The coupled system of convection of the solid, rocky mantle of the Earth and plate tectonics is the main driver of long-term Earth evolution, being responsible for continental drift, earthquakes, volcanoes, crustal building, mountain building, heat loss from the core that drives the geodynamo, and outgassing/ingassing of volatiles to/from the atmosphere (particularly CO2 and water). The Earth started from a hot, molten state (magma ocean) and has been cooling since then, with radiogenic heating reducing the rate of cooling, although there is considerable uncertainty in the relative proportions of heat loss coming from radiogenic heating and cooling.
The mantle-plate system must be treated as thermo-chemical because there is continuous chemical differentiation caused by partial melting, which results in the production of oceanic and continental crust and has profound implications for the structure of the interior.
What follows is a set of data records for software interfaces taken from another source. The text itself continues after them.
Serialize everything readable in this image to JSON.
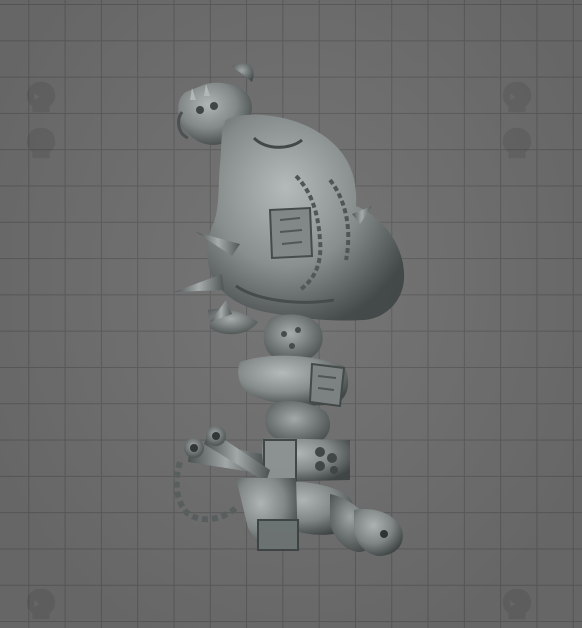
{
  "viewer": {
    "background_color": "#6f6f6f",
    "grid_color": "#5b5b5b",
    "model_color": "#8a9190",
    "model_shadow": "#3c4242",
    "model_highlight": "#aeb5b4"
  },
  "watermarks": [
    {
      "icon": "skull-logo-icon"
    },
    {
      "icon": "skull-logo-icon"
    },
    {
      "icon": "skull-logo-icon"
    },
    {
      "icon": "skull-logo-icon"
    },
    {
      "icon": "skull-logo-icon"
    },
    {
      "icon": "skull-logo-icon"
    }
  ]
}
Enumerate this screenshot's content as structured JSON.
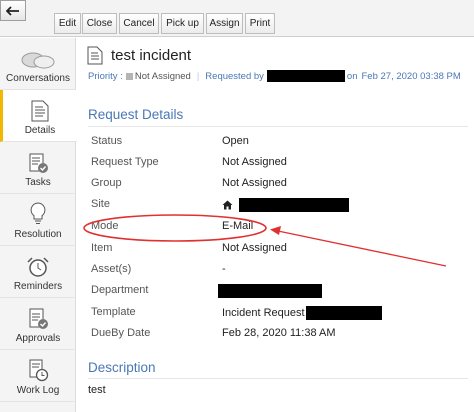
{
  "toolbar": {
    "back_label": "←",
    "buttons": [
      "Edit",
      "Close",
      "Cancel",
      "Pick up",
      "Assign",
      "Print"
    ]
  },
  "sidenav": {
    "items": [
      {
        "label": "Conversations",
        "icon": "chat-bubbles-icon"
      },
      {
        "label": "Details",
        "icon": "details-document-icon"
      },
      {
        "label": "Tasks",
        "icon": "tasks-checklist-icon"
      },
      {
        "label": "Resolution",
        "icon": "lightbulb-icon"
      },
      {
        "label": "Reminders",
        "icon": "alarm-clock-icon"
      },
      {
        "label": "Approvals",
        "icon": "approval-clipboard-icon"
      },
      {
        "label": "Work Log",
        "icon": "worklog-clock-icon"
      }
    ],
    "active": "Details"
  },
  "request": {
    "title": "test incident",
    "priority_label": "Priority :",
    "priority_value": "Not Assigned",
    "requested_by_label": "Requested by",
    "requested_on_label": "on",
    "requested_date": "Feb 27, 2020 03:38 PM"
  },
  "details": {
    "heading": "Request Details",
    "rows": [
      {
        "label": "Status",
        "value": "Open"
      },
      {
        "label": "Request Type",
        "value": "Not Assigned"
      },
      {
        "label": "Group",
        "value": "Not Assigned"
      },
      {
        "label": "Site",
        "value": ""
      },
      {
        "label": "Mode",
        "value": "E-Mail"
      },
      {
        "label": "Item",
        "value": "Not Assigned"
      },
      {
        "label": "Asset(s)",
        "value": "-"
      },
      {
        "label": "Department",
        "value": ""
      },
      {
        "label": "Template",
        "value": "Incident Request"
      },
      {
        "label": "DueBy Date",
        "value": "Feb 28, 2020 11:38 AM"
      }
    ]
  },
  "description": {
    "heading": "Description",
    "text": "test"
  },
  "colors": {
    "accent_blue": "#4a78b6",
    "active_nav_marker": "#f0b800",
    "annotation_red": "#e03030"
  }
}
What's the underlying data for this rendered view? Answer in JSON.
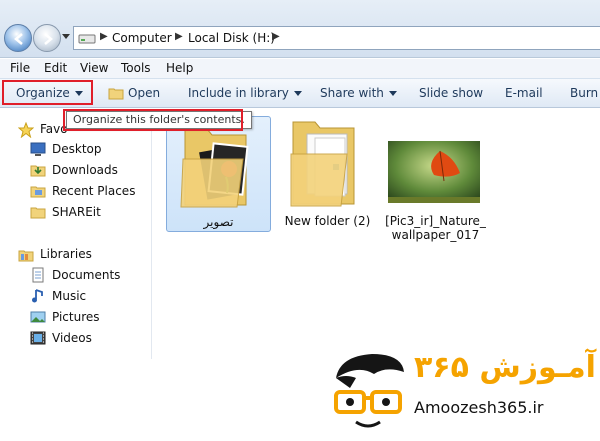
{
  "breadcrumb": {
    "items": [
      "Computer",
      "Local Disk (H:)"
    ]
  },
  "menu": {
    "items": [
      "File",
      "Edit",
      "View",
      "Tools",
      "Help"
    ]
  },
  "toolbar": {
    "organize": "Organize",
    "open": "Open",
    "include_in_library": "Include in library",
    "share_with": "Share with",
    "slide_show": "Slide show",
    "email": "E-mail",
    "burn": "Burn"
  },
  "tooltip": {
    "text": "Organize this folder's contents."
  },
  "nav": {
    "favorites_label": "Favo",
    "favorites": [
      "Desktop",
      "Downloads",
      "Recent Places",
      "SHAREit"
    ],
    "libraries_label": "Libraries",
    "libraries": [
      "Documents",
      "Music",
      "Pictures",
      "Videos"
    ]
  },
  "files": [
    {
      "name": "تصویر",
      "type": "folder-with-images",
      "selected": true
    },
    {
      "name": "New folder (2)",
      "type": "folder",
      "selected": false
    },
    {
      "name_line1": "[Pic3_ir]_Nature_",
      "name_line2": "wallpaper_017",
      "type": "image",
      "selected": false
    }
  ],
  "logo": {
    "fa_text": "آمـوزش ۳۶۵",
    "en_text": "Amoozesh365.ir"
  },
  "colors": {
    "highlight_red": "#e01f2a",
    "logo_orange": "#f5a300",
    "selection_blue": "#cde3f9"
  }
}
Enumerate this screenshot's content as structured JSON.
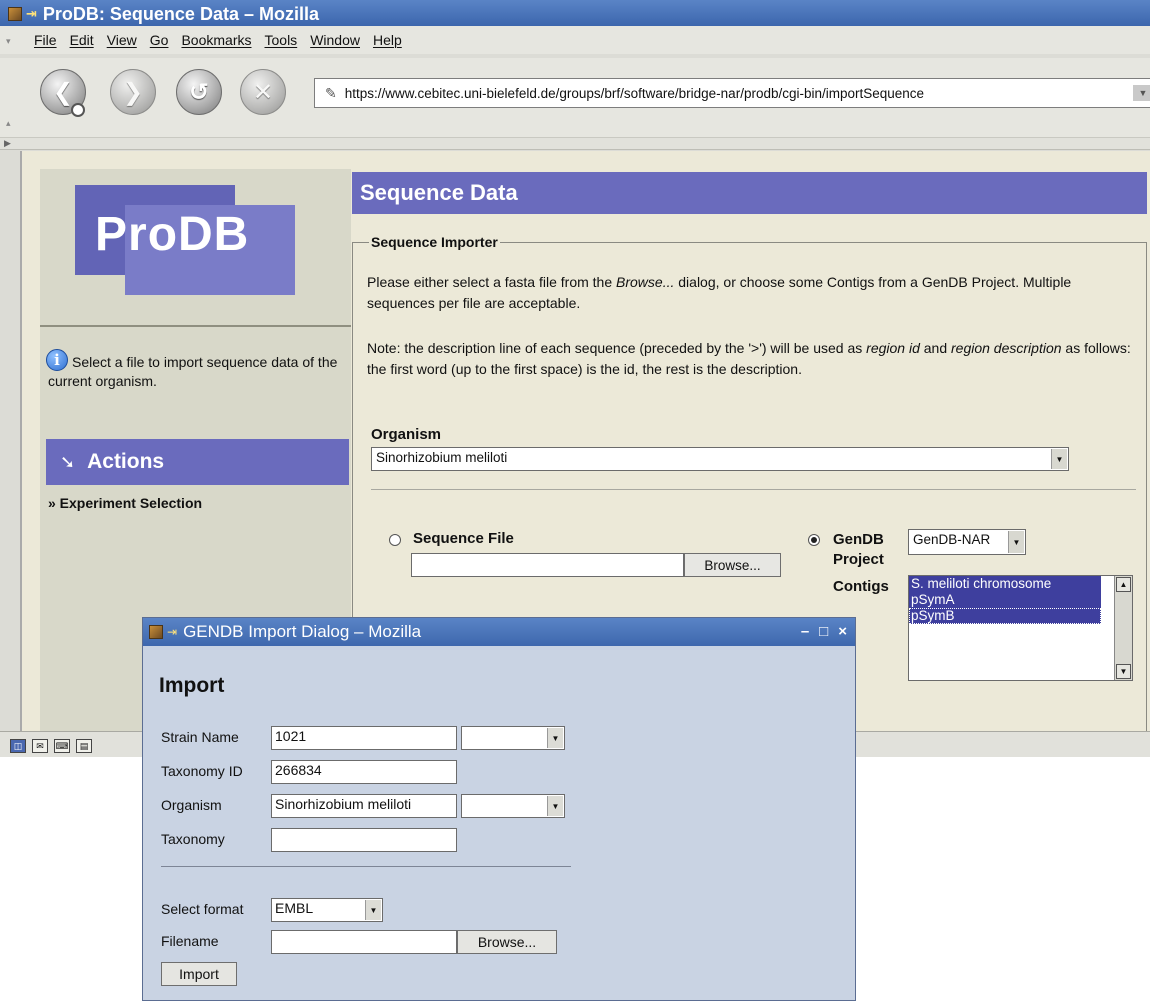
{
  "browser": {
    "title": "ProDB: Sequence Data – Mozilla",
    "menu": [
      "File",
      "Edit",
      "View",
      "Go",
      "Bookmarks",
      "Tools",
      "Window",
      "Help"
    ],
    "url": "https://www.cebitec.uni-bielefeld.de/groups/brf/software/bridge-nar/prodb/cgi-bin/importSequence"
  },
  "sidebar": {
    "logo_text": "ProDB",
    "info_text": "Select a file to import sequence data of the current organism.",
    "actions_label": "Actions",
    "action_links": [
      "» Experiment Selection"
    ]
  },
  "main": {
    "heading": "Sequence Data",
    "importer_legend": "Sequence Importer",
    "intro_before": "Please either select a fasta file from the ",
    "intro_emph": "Browse...",
    "intro_after": " dialog, or choose some Contigs from a GenDB Project. Multiple sequences per file are acceptable.",
    "note_part1": "Note: the description line of each sequence (preceded by the '>') will be used as ",
    "note_emph1": "region id",
    "note_part2": " and ",
    "note_emph2": "region description",
    "note_part3": " as follows: the first word (up to the first space) is the id, the rest is the description.",
    "organism_label": "Organism",
    "organism_value": "Sinorhizobium meliloti",
    "sequence_file_label": "Sequence File",
    "sequence_file_value": "",
    "browse_label": "Browse...",
    "gendb_label_line1": "GenDB",
    "gendb_label_line2": "Project",
    "gendb_value": "GenDB-NAR",
    "contigs_label": "Contigs",
    "contigs": [
      "S. meliloti chromosome",
      "pSymA",
      "pSymB"
    ]
  },
  "dialog": {
    "title": "GENDB Import Dialog – Mozilla",
    "heading": "Import",
    "strain_label": "Strain Name",
    "strain_value": "1021",
    "taxid_label": "Taxonomy ID",
    "taxid_value": "266834",
    "organism_label": "Organism",
    "organism_value": "Sinorhizobium meliloti",
    "taxonomy_label": "Taxonomy",
    "taxonomy_value": "",
    "format_label": "Select format",
    "format_value": "EMBL",
    "filename_label": "Filename",
    "filename_value": "",
    "browse_label": "Browse...",
    "import_label": "Import"
  },
  "colors": {
    "accent": "#6a6bbd",
    "titlebar": "#4a75bb",
    "dialog_bg": "#c9d3e3",
    "page_bg": "#ece9d8"
  }
}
Another complexity is that plate tectonics may not always have existed; there is much debate about what tectonic mode may have preceded it, and this has a strong effect on early thermo-chemical evolution.
Here, these various aspects are reviewed, uncertainties and important future research directions highlighted.